Shipp began studying at the University of Deseret,[6] then in Philadelphia at the Women's Medical College of Pennsylvania in 1875, leaving her children behind in Utah Territory in the care of her husband's three other wives. Brigham Young sponsored her education in the Eastern United States and she later did further medical studies at the University of Michigan.

Shipp wrote the words to "Father, Cheer Our Souls Tonight"[7][8] which is in the 1985 English edition of the LDS hymnbook. In 1910, she published a book of her own poems entitled Life Lines.[9]

Ellis Reynolds Shipp served as a member of the Relief Society General Board from 1898 to 1907. She also served on the general board of the Young Women.[10] Both the Relief Society and the Young Women are organizations of The Church of Jesus Christ of Latter-day Saints.


A neighborhood park in Salt Lake City, Utah is named in her honor a few blocks from where she lived and practiced medicine.[11]

A public health center in West Valley, Utah is also named in her honor.[12]

One of the women's dorms in Heritage Halls at Brigham Young University is named in her honor.

For her work in medicine, Dr. Ellis Reynolds Shipp is honored with a display room in the Pioneer Memorial Museum. The large four-floor building near the Utah state capitol building is maintained by the Daughters of Utah Pioneers.[13]

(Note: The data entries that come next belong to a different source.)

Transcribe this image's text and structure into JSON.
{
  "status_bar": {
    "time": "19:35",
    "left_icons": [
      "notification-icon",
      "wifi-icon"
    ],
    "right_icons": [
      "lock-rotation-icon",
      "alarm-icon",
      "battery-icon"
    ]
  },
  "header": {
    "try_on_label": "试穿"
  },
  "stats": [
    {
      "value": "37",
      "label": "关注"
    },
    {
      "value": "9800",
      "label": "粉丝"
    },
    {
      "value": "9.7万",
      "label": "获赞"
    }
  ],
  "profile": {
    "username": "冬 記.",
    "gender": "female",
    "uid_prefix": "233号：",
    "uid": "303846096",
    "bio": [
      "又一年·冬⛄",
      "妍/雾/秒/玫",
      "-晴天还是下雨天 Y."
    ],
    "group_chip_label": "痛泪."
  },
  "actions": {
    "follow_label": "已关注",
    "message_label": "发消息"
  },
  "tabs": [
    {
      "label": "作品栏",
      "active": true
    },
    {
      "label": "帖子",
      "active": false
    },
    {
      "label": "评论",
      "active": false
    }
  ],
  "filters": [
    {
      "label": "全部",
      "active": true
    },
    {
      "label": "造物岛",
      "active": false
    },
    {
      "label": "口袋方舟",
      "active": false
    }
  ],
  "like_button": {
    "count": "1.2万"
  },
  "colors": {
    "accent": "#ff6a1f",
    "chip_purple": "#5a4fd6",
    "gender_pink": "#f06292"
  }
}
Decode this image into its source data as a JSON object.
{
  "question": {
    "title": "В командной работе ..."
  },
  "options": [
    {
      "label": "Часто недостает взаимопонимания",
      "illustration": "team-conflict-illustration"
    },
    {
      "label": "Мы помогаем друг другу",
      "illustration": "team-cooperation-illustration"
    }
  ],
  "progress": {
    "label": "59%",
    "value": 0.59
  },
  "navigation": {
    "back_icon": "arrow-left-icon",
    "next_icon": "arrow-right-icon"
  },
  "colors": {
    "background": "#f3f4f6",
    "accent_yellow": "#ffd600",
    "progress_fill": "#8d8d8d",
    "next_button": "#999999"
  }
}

  1. ^ "Certificate of Death". State Board of Health, State of Utah. February 4, 1939. Retrieved 2009-12-10. 
  2. ^ "Ellis Reynolds Shipp—Mother and Doctor". The Church of Jesus Christ of Latter-day Saints. Retrieved 2011-07-31. 
  3. ^ Karen Kay Jaworski. "Ellis Reynolds Shipp". University of Utah. Retrieved 2011-08-01. 
  4. ^ "The History of Ellis Reynolds Shipp, Utah". Online Utah. Retrieved 2011-08-01. 
  5. ^ Jaworski, Karen Kay. "Ellis Reynolds Shipp". Utah History Encyclopedia. Salt Lake City: University of Utah Press. Retrieved 2010-01-28. 
  6. ^ Davis Bitton; Thomas G. Alexander. "SHIPP, ELLIS REYNOLDS (1847-1939)". The A to Z of Mormonism. Scarecrow Press. p. 210. Retrieved 2014-09-01. 
  7. ^ ""Father, Cheer Our Souls Tonight" (text)". The Church of Jesus Christ of Latter-day Saints. Retrieved 2011-08-01. 
  8. ^ ""Father, Cheer Our Souls Tonight" (text and music)". The Church of Jesus Christ of Latter-day Saints. Retrieved 2011-08-01. 
  9. ^ Shipp, Ellis Reynolds (1910). Life Lines: Poems. Salt Lake City, Utah: Skelton Publishing Company. Retrieved 2009-12-10. 
  10. ^ "Dr. Ellis Reynolds Shipp". University of Utah. 2004-03-15. Retrieved 2010-01-28. 
  11. ^ Ellis Reynolds Shipp Park
  12. ^ Ellis Reynolds Shipp Public Health Center
  13. ^ "Utah Pioneer Memorial Museum". Daughters of Utah Pioneers. Retrieved 2011-12-21.